I think there probably isn’t much to say about this city that hasn’t already been said. It’s sultry and musical and resilient. It’s got amazing food, and drinks like you’ve never experienced. It can be raunchy and unforgiving; it is also gracious and lovely.
I’ll write about what I ate, and perhaps about some other things I noticed, in future posts. Today, though, I just wanted to share some of the pictures I took as I walked around during breaks from a conference these last few days.
As always, New Orleans invited strolling, and lingering, and watching. It is unlike any city I’ve ever visited; it’s a place of possibility and heartbreak; a place for desire and indulgence. A place for the past, and a place to dream of all the things to come.
I meant to write this morning – fiction – but am instead deep in the throes of wishing to be somewhere warm. So rather than sheer creativity, I instead found myself looking at plane tickets and Airbnbs, and remembering places I have loved.
Barcelona, with air so ready to dissolve thoughts of things that might have been, is at the top of my mind.
Hawaii, with its dense jungle-forests, plants greener and more fuchsia than anywhere else I’ve been, would also be wonderful.

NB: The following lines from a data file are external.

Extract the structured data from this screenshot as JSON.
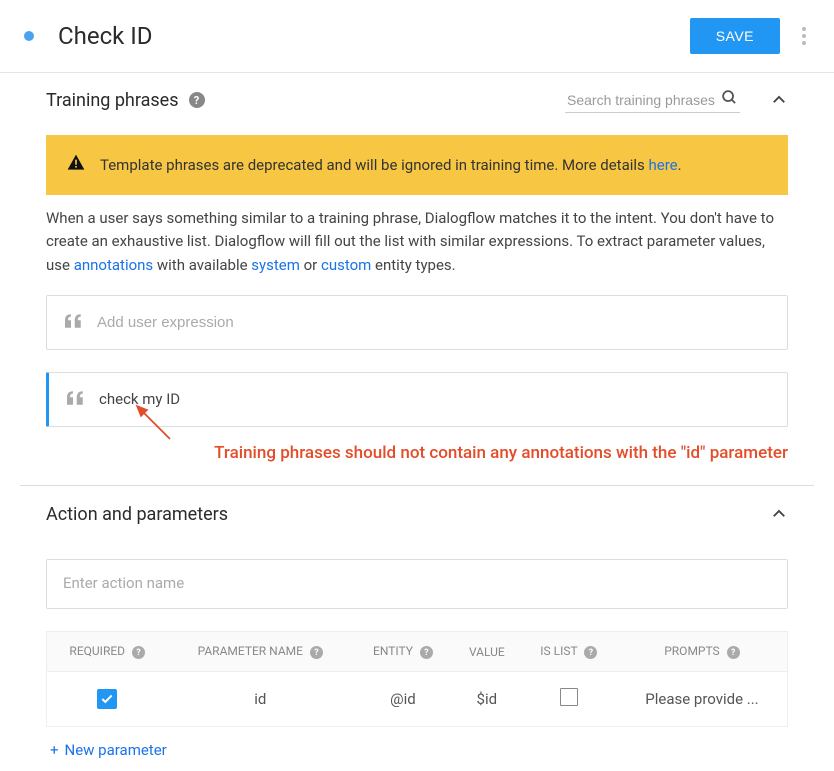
{
  "header": {
    "title": "Check ID",
    "save_label": "SAVE"
  },
  "training": {
    "section_title": "Training phrases",
    "search_placeholder": "Search training phrases",
    "warning_text": "Template phrases are deprecated and will be ignored in training time. More details ",
    "warning_link": "here",
    "desc_prefix": "When a user says something similar to a training phrase, Dialogflow matches it to the intent. You don't have to create an exhaustive list. Dialogflow will fill out the list with similar expressions. To extract parameter values, use ",
    "desc_link_annotations": "annotations",
    "desc_mid1": " with available ",
    "desc_link_system": "system",
    "desc_mid2": " or ",
    "desc_link_custom": "custom",
    "desc_suffix": " entity types.",
    "add_placeholder": "Add user expression",
    "phrase1": "check my ID"
  },
  "annotation_note": "Training phrases should not contain any annotations with the \"id\" parameter",
  "action": {
    "section_title": "Action and parameters",
    "action_placeholder": "Enter action name",
    "headers": {
      "required": "REQUIRED",
      "param_name": "PARAMETER NAME",
      "entity": "ENTITY",
      "value": "VALUE",
      "is_list": "IS LIST",
      "prompts": "PROMPTS"
    },
    "rows": [
      {
        "required": true,
        "name": "id",
        "entity": "@id",
        "value": "$id",
        "is_list": false,
        "prompt": "Please provide ..."
      }
    ],
    "new_param_label": "New parameter"
  }
}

Sometimes I forget to put Galveston into this category, just because I know it so well, but it belongs there too, the humidity curling my concerns away.
I don’t think of myself as someone who craves the beach. Perhaps, though, it’s only human to wish for such things, when March has stretched long, when the temperature dances briefly again towards the chill of winter, when June – really now, so close – seems like a temptress we’ll never reach.
It is coming, though, I remind myself. Summer is out there, calling.